Even in democracy’s darkest hours, when most of Europe had mourned the loss of its freedom, and was under the marching heels of Hitler’s army, America, yes, America provided the world with a gleam of light, of hope. The man who would enslave the world, and his Fascist madmen, inevitably felt the deadly sting on a united America.
When the challenge appears formidable, our nation and its leaders have always responded. Presidents did not have to “practice being `presidential’.’’ They were ready when called upon to act. I can still hear the scratchy sounds of the words of FDR coming from the radio as he addressed the nation during the dark days of the Great Depression. Those words ring clearly now as when they were uttered. “The only thing we have to fear is fear itself.” Or who can forget FDR’s opening statement on Dec. 8, 1941, which began, “December 7, 1941, a day that will live in infamy…”
A united nation, whose army still relied on the horse-drawn artillery, rolled up their sleeves, and industry coked up their furnaces, and steel became tanks and ships and fighter planes and bombers and the weapons that would defeat what was considered an undefeatable Nazi Germany and an Imperial Japan.
Never again would we be caught off guard.
There have been other breathless moments – the Cold War, The Korean Conflict, Viet Nam, the Bay of Pigs, Cuban Missile Crisis, and it goes on…
In the 1960’s a young, handsome senator named John F. Kennedy reminded us, “The most powerful single force in the world today is neither Communism or Capitalism…it is man’s eternal desire to be free and independent…”and he became our president. And he made us believe in his Camelot, that he would take us to the moon and beyond.
We reached the moon, but it all turned into a nightmare when the president who had challenged the nation, “Ask not what your country can do for you, ask what you can do for your country,” was assassinated by Lee Harvey Oswald in Dallas on November 22, 1963.
And now I am told by the woman who I must obey, that I must come to the TV set for the “Great Debate”.
I would rather stay here with my readers.
Tell me, my fellow Americans, why should I leave you to listen to and hear the jibbering Donald Trump or the equivocating Hillary Clinton have to say? Haven’t they said enough? Instead of offering words that will provide national cohesion, the two pull the country apart. Neither has really offered a single policy or a word of wisdom that will be remembered down through the decades.
But, then there’s NBC’s Lester Holt – and he’s definitely worth listening to.
Before I end this post: I have noticed that in some sectors of social media there is an outcry for a return to “nationalism”, the evil that follows those lamentable individuals who believe that refugees should not step on US soil and those who were born elsewhere should go elsewhere. I remember the thoughtful words of Albert Einstein who noted, “Nationalism is an infantile disease. It is the measles of mankind.”

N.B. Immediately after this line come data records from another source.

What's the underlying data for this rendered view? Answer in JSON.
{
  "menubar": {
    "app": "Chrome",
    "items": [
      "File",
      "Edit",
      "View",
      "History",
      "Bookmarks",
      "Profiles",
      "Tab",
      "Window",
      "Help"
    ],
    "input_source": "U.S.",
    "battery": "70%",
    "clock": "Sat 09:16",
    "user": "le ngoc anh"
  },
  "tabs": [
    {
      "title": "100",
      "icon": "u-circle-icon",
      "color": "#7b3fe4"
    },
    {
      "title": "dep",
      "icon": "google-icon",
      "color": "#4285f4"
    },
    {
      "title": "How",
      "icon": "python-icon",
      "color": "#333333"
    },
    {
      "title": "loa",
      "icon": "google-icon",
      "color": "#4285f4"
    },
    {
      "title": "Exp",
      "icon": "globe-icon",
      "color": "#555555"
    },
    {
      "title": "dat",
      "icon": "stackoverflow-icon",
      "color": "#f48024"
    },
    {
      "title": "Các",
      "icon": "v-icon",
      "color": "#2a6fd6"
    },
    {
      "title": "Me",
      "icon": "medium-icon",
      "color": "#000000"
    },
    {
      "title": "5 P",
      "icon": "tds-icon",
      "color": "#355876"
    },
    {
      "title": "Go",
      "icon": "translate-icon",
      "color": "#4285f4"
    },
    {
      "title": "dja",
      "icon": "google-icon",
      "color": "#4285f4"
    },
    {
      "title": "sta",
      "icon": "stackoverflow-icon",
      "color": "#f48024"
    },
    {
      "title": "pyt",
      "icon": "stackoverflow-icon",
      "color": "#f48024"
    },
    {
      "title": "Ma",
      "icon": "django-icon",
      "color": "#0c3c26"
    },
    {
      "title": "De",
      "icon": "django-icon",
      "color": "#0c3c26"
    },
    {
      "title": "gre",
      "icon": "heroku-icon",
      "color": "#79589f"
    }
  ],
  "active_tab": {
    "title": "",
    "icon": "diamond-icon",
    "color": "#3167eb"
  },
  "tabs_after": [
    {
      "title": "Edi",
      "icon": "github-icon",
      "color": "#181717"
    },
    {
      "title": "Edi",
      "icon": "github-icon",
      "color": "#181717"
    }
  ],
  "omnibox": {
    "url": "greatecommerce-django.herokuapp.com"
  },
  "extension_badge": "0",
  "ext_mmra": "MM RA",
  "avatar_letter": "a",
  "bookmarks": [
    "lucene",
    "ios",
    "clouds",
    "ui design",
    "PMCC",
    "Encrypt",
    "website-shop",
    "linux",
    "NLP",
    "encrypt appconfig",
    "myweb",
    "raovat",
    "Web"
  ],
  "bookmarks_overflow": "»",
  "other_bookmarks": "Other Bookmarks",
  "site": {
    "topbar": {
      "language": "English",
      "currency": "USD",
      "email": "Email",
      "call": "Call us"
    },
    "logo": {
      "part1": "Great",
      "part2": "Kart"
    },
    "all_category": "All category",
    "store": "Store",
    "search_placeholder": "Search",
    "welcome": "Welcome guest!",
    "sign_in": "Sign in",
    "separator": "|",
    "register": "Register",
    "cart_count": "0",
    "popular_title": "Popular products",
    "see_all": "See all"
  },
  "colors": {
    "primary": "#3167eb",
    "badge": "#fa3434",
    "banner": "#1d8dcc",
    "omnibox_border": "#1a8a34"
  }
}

Tom Mooradian was one of 151 Americans who traveled to Soviet Armenia to repatriate during the 1940’s. Thought to be a spy by the KGB, Tom miraculously survived 13 years behind the Iron Curtain winning the hearts of the Soviets through his basketball prowess. Filled with political drama, romance, and intrigue, Tom’s autobiography, The Repatriate reads like a novel, and will have you guessing how Tom managed to return to America alive.
The Second Edition is now available on Kindle and in Paperback!